[Opening The records section]

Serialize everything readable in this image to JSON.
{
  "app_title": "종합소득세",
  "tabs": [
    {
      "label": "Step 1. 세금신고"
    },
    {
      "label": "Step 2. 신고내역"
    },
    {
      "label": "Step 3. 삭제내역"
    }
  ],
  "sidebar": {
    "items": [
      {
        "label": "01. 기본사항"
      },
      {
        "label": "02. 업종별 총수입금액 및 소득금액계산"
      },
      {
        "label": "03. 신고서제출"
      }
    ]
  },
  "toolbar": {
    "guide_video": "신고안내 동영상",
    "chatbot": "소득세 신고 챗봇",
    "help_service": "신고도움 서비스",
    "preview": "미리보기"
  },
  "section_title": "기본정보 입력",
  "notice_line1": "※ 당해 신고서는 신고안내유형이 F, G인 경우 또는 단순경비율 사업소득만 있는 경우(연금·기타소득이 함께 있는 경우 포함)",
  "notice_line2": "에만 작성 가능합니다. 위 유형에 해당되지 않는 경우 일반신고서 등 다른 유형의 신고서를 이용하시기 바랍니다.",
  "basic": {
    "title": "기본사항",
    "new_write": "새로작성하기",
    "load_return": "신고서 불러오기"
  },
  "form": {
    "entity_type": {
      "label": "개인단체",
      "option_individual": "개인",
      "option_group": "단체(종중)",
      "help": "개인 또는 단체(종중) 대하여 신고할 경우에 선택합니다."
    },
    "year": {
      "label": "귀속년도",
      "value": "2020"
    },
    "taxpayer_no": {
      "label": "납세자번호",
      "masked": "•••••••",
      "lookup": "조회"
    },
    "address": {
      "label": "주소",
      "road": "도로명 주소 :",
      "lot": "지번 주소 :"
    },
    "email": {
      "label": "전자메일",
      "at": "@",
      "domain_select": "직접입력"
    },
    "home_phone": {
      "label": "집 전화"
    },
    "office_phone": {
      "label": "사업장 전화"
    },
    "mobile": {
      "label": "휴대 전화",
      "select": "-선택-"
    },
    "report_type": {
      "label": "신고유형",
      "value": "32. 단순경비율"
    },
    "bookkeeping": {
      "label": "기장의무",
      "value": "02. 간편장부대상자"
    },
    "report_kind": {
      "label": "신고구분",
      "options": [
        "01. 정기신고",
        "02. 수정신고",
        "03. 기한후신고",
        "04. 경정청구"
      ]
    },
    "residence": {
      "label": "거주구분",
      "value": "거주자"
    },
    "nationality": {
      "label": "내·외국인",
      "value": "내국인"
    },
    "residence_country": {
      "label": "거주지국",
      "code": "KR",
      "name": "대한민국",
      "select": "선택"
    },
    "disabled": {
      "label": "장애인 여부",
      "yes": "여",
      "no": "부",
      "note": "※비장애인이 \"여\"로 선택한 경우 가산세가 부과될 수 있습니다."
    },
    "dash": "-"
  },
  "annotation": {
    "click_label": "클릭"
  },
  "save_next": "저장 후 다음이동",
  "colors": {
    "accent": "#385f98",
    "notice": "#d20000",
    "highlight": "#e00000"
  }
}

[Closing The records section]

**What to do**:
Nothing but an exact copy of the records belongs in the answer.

**Solution to the exercise**:
Serialize everything readable in this image to JSON.
{
  "app_title": "종합소득세",
  "tabs": [
    {
      "label": "Step 1. 세금신고"
    },
    {
      "label": "Step 2. 신고내역"
    },
    {
      "label": "Step 3. 삭제내역"
    }
  ],
  "sidebar": {
    "items": [
      {
        "label": "01. 기본사항"
      },
      {
        "label": "02. 업종별 총수입금액 및 소득금액계산"
      },
      {
        "label": "03. 신고서제출"
      }
    ]
  },
  "toolbar": {
    "guide_video": "신고안내 동영상",
    "chatbot": "소득세 신고 챗봇",
    "help_service": "신고도움 서비스",
    "preview": "미리보기"
  },
  "section_title": "기본정보 입력",
  "notice_line1": "※ 당해 신고서는 신고안내유형이 F, G인 경우 또는 단순경비율 사업소득만 있는 경우(연금·기타소득이 함께 있는 경우 포함)",
  "notice_line2": "에만 작성 가능합니다. 위 유형에 해당되지 않는 경우 일반신고서 등 다른 유형의 신고서를 이용하시기 바랍니다.",
  "basic": {
    "title": "기본사항",
    "new_write": "새로작성하기",
    "load_return": "신고서 불러오기"
  },
  "form": {
    "entity_type": {
      "label": "개인단체",
      "option_individual": "개인",
      "option_group": "단체(종중)",
      "help": "개인 또는 단체(종중) 대하여 신고할 경우에 선택합니다."
    },
    "year": {
      "label": "귀속년도",
      "value": "2020"
    },
    "taxpayer_no": {
      "label": "납세자번호",
      "masked": "•••••••",
      "lookup": "조회"
    },
    "address": {
      "label": "주소",
      "road": "도로명 주소 :",
      "lot": "지번 주소 :"
    },
    "email": {
      "label": "전자메일",
      "at": "@",
      "domain_select": "직접입력"
    },
    "home_phone": {
      "label": "집 전화"
    },
    "office_phone": {
      "label": "사업장 전화"
    },
    "mobile": {
      "label": "휴대 전화",
      "select": "-선택-"
    },
    "report_type": {
      "label": "신고유형",
      "value": "32. 단순경비율"
    },
    "bookkeeping": {
      "label": "기장의무",
      "value": "02. 간편장부대상자"
    },
    "report_kind": {
      "label": "신고구분",
      "options": [
        "01. 정기신고",
        "02. 수정신고",
        "03. 기한후신고",
        "04. 경정청구"
      ]
    },
    "residence": {
      "label": "거주구분",
      "value": "거주자"
    },
    "nationality": {
      "label": "내·외국인",
      "value": "내국인"
    },
    "residence_country": {
      "label": "거주지국",
      "code": "KR",
      "name": "대한민국",
      "select": "선택"
    },
    "disabled": {
      "label": "장애인 여부",
      "yes": "여",
      "no": "부",
      "note": "※비장애인이 \"여\"로 선택한 경우 가산세가 부과될 수 있습니다."
    },
    "dash": "-"
  },
  "annotation": {
    "click_label": "클릭"
  },
  "save_next": "저장 후 다음이동",
  "colors": {
    "accent": "#385f98",
    "notice": "#d20000",
    "highlight": "#e00000"
  }
}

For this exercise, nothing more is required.